Do you like staring at your “AT&T” or “cingular” carrier graphic at the top of your iPhone? Well, I don’t, and apparently others are joining the carrier graphic changing party. Today The Spicy Chicken released a new app for the iPhone that does a lot more than their previous DocSwap app. It allows you to change the carrier image, the dock background, plus the ring, mute, silent and speaker graphics with ease.
Personally, I could care less about everything but the carrier image. I immediately went to work to figure this one out. First, install the new Customize.app “over the air” using the Installer.app. There also some fun alternate default graphics that you can download and install. I recommend them for playing around, but I didn’t personally care for any of them so I figured out how to make my own. Here’s how:
As described on this page, the carrier graphic must be a maximum of 20px in height. The width is variable, meaning that it can be as narrow or as wide as you want. Don’t go too wide or you may disrupt the iPhone normal display of the time and other necessary icons. The aforementioned page does not mention that your images need to be transparent, so be sure to save them as such. Here’s the format:
yourimage-1.png: a 20px high image that looks good on a white background. Make the background transparent, but the artwork you add must be dark.
yourimage.png: a 20px high image that looks good on a black background. Make the background transparent, but the artwork you add must be light.
You can name your images whatever you prefer, but avoid the dash except for the “-1” in the one image noted above. Your image can contain colors, icons, or text.
Once you have created your images, use iBrickr (Win) or Breezy (Mac) to upload them to your phone in the /var/root/Library/Customize/CarrierImages/Designer/ folder. Once they are there, you can fire up the Customize.app and you’ll see your image in the “Carrier Image” section. Select it, click OK, then click the iPhone’s home button which will force a soft reset. You’ll now see your image at the top instead of your phone’s default carrier image. How cool is that?

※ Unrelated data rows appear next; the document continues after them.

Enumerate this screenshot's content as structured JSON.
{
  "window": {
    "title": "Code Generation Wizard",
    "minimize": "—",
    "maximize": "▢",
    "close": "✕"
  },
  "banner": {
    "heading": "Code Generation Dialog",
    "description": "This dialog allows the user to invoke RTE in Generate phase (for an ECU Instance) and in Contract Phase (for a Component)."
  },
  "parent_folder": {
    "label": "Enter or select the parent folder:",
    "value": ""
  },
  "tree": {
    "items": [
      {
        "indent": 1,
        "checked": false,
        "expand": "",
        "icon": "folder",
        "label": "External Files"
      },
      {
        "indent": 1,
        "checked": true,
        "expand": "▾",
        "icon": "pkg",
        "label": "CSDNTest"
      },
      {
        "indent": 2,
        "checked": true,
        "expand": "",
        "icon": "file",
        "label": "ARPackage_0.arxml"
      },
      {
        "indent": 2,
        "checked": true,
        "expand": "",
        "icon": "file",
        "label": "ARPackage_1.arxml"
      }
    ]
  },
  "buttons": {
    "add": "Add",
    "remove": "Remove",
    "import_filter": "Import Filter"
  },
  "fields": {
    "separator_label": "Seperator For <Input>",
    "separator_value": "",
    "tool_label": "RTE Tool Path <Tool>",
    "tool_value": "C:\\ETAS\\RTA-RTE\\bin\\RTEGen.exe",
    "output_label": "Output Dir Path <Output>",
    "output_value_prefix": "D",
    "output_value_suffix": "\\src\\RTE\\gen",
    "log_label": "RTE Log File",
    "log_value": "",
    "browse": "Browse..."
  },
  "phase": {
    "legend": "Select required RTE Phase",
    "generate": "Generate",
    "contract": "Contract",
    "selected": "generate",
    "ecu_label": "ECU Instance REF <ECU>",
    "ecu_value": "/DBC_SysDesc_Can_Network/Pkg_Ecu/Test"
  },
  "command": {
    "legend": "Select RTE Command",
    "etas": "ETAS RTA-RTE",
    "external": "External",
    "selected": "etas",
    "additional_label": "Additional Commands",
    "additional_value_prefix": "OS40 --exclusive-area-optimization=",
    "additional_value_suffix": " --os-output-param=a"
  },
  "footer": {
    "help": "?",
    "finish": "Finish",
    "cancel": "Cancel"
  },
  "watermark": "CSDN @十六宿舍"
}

If you’d like to use my Photoshop file, just click here to download it. The font I used is Arial, 12px, and there are two layers: one for the black version, one for the white version. Be sure to crop your images (width) if your output is more narrow than my example.
Enjoy! If you found this article helpful, please digg it!